Because a lot of logical implications are one way, writing things backwards can be confusing. We work backwards to know where we're going, but we write forwards to make sure everything actually works.

However, it is not always the case that proofs proceed from assumptions to goals. Here are two typical exceptions to the rule of start at the beginning and end at the end:

**Theorem:** XXX

*proof.* First, we observe that to prove XXX, it suffices to prove YYY, and proving YYY is equivalent to proving ZZZ....

or

**Theorem:** XXX

First, we have the following lemma:

**Lemma** YYY

With the lemma, we can prove the theorem as follows....

*Proof of lemma.* (proof goes here)

In both cases, the first step in the proof is showing we can move our goal to something simpler.

However, there are a few caveats to this style of proof. First, because lots of logical implications go only one way, you need to make sure that you are writing down things which imply your conclusion and NOT just things that follow from your conclusion. Second, because you are not proceeding in a simple order from things you know to things you don't, it is much easier to make mistakes with circular reasoning.

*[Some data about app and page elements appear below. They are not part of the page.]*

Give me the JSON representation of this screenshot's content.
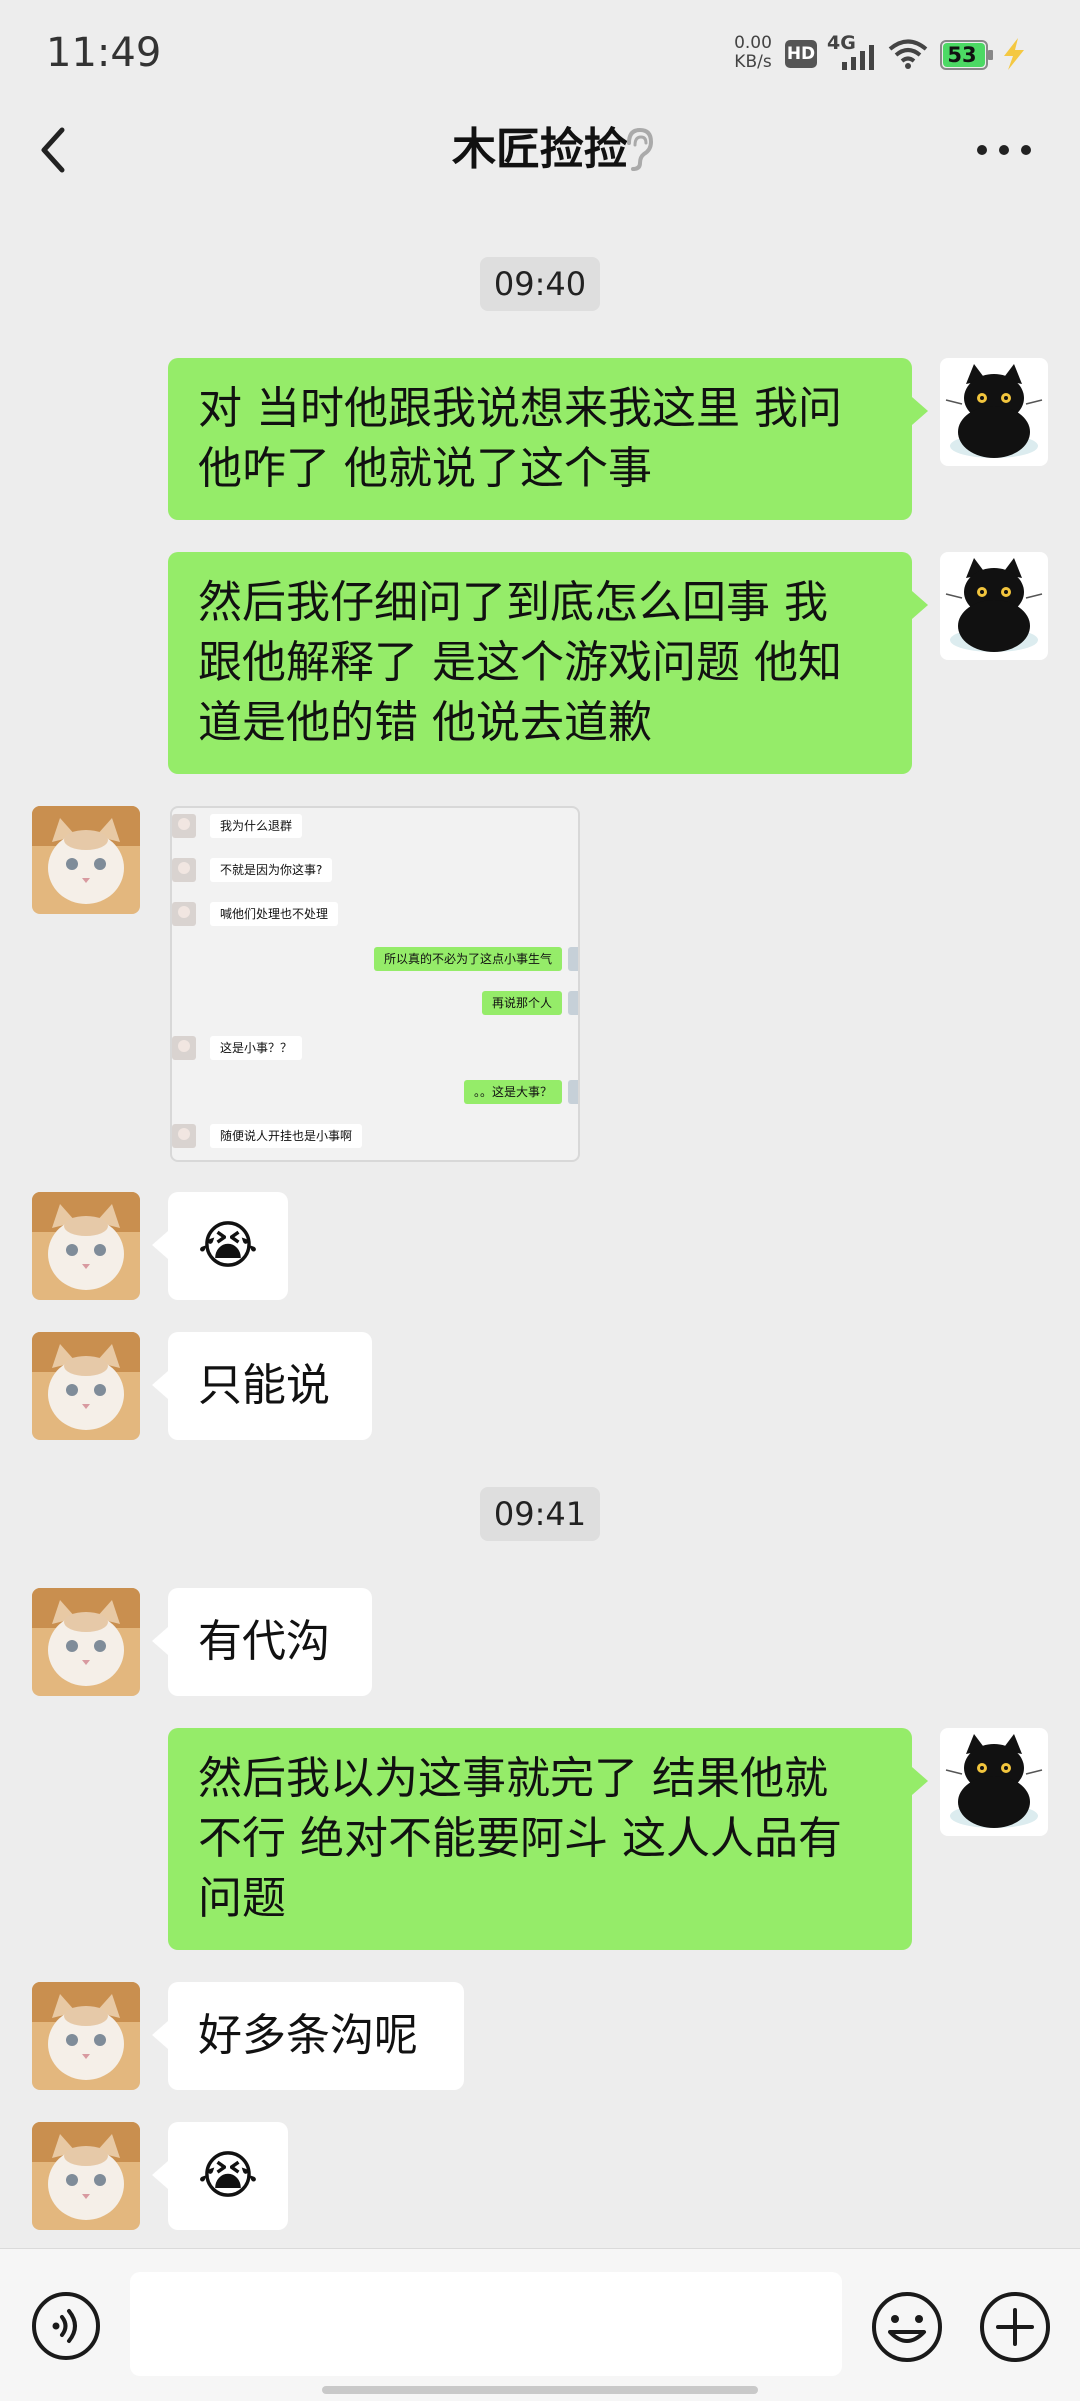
{
  "status": {
    "time": "11:49",
    "net_speed_value": "0.00",
    "net_speed_unit": "KB/s",
    "hd": "HD",
    "network": "4G",
    "battery": "53"
  },
  "header": {
    "title": "木匠捡捡",
    "icons": [
      "back-icon",
      "ear-icon",
      "more-icon"
    ]
  },
  "messages": [
    {
      "type": "time",
      "text": "09:40"
    },
    {
      "type": "text",
      "from": "me",
      "lines": [
        "对 当时他跟我说想来我这里 我问",
        "他咋了 他就说了这个事"
      ]
    },
    {
      "type": "text",
      "from": "me",
      "lines": [
        "然后我仔细问了到底怎么回事 我",
        "跟他解释了 是这个游戏问题 他知",
        "道是他的错 他说去道歉"
      ]
    },
    {
      "type": "image",
      "from": "other",
      "screenshot": [
        {
          "from": "other",
          "text": "我为什么退群"
        },
        {
          "from": "other",
          "text": "不就是因为你这事?"
        },
        {
          "from": "other",
          "text": "喊他们处理也不处理"
        },
        {
          "from": "me",
          "text": "所以真的不必为了这点小事生气"
        },
        {
          "from": "me",
          "text": "再说那个人"
        },
        {
          "from": "other",
          "text": "这是小事？？"
        },
        {
          "from": "me",
          "text": "。。这是大事？"
        },
        {
          "from": "other",
          "text": "随便说人开挂也是小事啊"
        }
      ]
    },
    {
      "type": "emoji",
      "from": "other",
      "text": "😭"
    },
    {
      "type": "text",
      "from": "other",
      "lines": [
        "只能说"
      ]
    },
    {
      "type": "time",
      "text": "09:41"
    },
    {
      "type": "text",
      "from": "other",
      "lines": [
        "有代沟"
      ]
    },
    {
      "type": "text",
      "from": "me",
      "lines": [
        "然后我以为这事就完了 结果他就",
        "不行 绝对不能要阿斗 这人人品有",
        "问题"
      ]
    },
    {
      "type": "text",
      "from": "other",
      "lines": [
        "好多条沟呢"
      ]
    },
    {
      "type": "emoji",
      "from": "other",
      "text": "😭"
    }
  ],
  "input": {
    "value": "",
    "icons": [
      "voice-icon",
      "emoji-icon",
      "plus-icon"
    ]
  },
  "colors": {
    "background": "#ededed",
    "my_bubble": "#95ec69",
    "their_bubble": "#ffffff",
    "battery_fill": "#4cd964"
  }
}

Third, and perhaps most important, while working backwards can make things easier for discovering a proof, it is difficult to read a long proof that is written entirely backwards. The decision to put part of the end at the beginning (or in general, to do anything out of the standard forwards order) must only be done when it improves clarity of exposition. The main reason it might improve clarity is because you have to spend a significant amount of time working towards something that seems off topic, unmotivated, or intermediate. Putting the end of the proof first in these cases means that the reader knows what they are working towards and why they are working towards it.

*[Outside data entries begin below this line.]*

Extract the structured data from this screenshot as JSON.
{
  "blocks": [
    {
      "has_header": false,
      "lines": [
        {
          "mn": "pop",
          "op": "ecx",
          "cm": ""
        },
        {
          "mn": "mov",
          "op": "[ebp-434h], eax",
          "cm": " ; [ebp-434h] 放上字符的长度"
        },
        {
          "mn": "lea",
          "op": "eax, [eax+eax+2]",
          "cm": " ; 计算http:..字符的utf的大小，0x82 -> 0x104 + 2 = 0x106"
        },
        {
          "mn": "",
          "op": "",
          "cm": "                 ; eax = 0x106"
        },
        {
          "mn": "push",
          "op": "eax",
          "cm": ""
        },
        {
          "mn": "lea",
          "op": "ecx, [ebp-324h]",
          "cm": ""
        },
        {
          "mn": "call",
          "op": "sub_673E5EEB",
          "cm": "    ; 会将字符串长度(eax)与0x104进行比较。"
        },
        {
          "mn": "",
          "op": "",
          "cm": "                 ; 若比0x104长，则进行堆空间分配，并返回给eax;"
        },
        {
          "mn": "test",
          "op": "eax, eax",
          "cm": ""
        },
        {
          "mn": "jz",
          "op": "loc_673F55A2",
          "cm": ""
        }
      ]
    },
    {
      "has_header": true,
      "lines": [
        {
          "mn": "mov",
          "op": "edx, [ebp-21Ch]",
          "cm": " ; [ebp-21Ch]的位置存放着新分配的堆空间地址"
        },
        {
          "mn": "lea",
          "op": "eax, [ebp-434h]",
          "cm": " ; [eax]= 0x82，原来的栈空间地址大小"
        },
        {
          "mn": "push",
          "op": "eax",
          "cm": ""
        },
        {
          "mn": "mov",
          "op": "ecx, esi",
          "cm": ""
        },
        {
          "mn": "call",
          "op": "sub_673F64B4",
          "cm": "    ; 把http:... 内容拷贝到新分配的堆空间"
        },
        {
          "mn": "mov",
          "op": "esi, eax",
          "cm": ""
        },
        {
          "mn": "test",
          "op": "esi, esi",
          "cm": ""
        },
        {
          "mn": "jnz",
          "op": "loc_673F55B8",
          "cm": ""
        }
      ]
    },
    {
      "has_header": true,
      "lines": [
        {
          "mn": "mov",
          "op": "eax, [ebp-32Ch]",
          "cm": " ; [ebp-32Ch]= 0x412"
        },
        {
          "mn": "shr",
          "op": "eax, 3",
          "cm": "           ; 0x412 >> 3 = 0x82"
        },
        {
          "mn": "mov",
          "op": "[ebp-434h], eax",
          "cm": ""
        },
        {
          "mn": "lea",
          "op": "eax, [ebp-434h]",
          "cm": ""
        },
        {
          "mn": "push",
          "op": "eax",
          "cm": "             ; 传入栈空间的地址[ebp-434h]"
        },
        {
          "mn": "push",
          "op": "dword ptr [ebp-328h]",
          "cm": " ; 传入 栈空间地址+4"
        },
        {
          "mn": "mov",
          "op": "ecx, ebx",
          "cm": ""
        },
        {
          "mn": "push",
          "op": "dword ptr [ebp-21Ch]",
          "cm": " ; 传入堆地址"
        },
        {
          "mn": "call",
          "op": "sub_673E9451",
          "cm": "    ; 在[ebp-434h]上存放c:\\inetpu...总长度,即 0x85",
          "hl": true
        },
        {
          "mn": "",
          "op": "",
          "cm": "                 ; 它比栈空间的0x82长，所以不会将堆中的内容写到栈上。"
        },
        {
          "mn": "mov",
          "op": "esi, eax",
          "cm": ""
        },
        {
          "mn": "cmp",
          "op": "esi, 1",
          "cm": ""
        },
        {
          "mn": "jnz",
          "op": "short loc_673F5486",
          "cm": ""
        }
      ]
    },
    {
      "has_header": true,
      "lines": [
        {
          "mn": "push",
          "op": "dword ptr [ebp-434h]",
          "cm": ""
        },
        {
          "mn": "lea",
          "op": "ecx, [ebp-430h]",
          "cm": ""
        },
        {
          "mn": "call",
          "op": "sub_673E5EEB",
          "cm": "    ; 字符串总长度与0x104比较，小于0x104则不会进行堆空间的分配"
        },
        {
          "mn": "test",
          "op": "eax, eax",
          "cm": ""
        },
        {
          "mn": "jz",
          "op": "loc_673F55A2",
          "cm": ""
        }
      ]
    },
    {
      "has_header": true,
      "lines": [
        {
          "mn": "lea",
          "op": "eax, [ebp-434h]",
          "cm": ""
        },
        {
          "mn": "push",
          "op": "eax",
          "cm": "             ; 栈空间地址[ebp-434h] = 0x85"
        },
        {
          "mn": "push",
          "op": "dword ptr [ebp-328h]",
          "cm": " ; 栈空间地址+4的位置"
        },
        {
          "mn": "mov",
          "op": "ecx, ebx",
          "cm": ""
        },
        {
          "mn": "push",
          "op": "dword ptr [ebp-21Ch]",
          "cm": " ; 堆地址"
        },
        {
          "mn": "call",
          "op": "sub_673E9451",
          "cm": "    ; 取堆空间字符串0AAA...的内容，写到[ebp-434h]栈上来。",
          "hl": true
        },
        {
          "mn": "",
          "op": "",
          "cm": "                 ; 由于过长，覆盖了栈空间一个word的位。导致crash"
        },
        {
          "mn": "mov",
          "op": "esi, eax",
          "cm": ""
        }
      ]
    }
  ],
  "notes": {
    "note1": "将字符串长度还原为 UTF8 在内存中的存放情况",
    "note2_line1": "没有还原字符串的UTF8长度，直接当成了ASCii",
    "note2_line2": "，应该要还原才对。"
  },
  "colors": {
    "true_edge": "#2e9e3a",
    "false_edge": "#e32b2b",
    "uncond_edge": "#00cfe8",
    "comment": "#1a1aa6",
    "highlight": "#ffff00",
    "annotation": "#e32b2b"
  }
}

Please note that putting the end of a proof at the beginning and then jumping to the beginning is very different from doing the proof backwards. Until you appreciate the difference, and until you are sure that you have a very good reason for doing so and have seen enough examples to know how to do so clearly, this is not a proof-writing technique that I would recommend. Yes, if done right, it makes things clearer. However, if done wrong, it either makes things more complicated or introduces logical errors.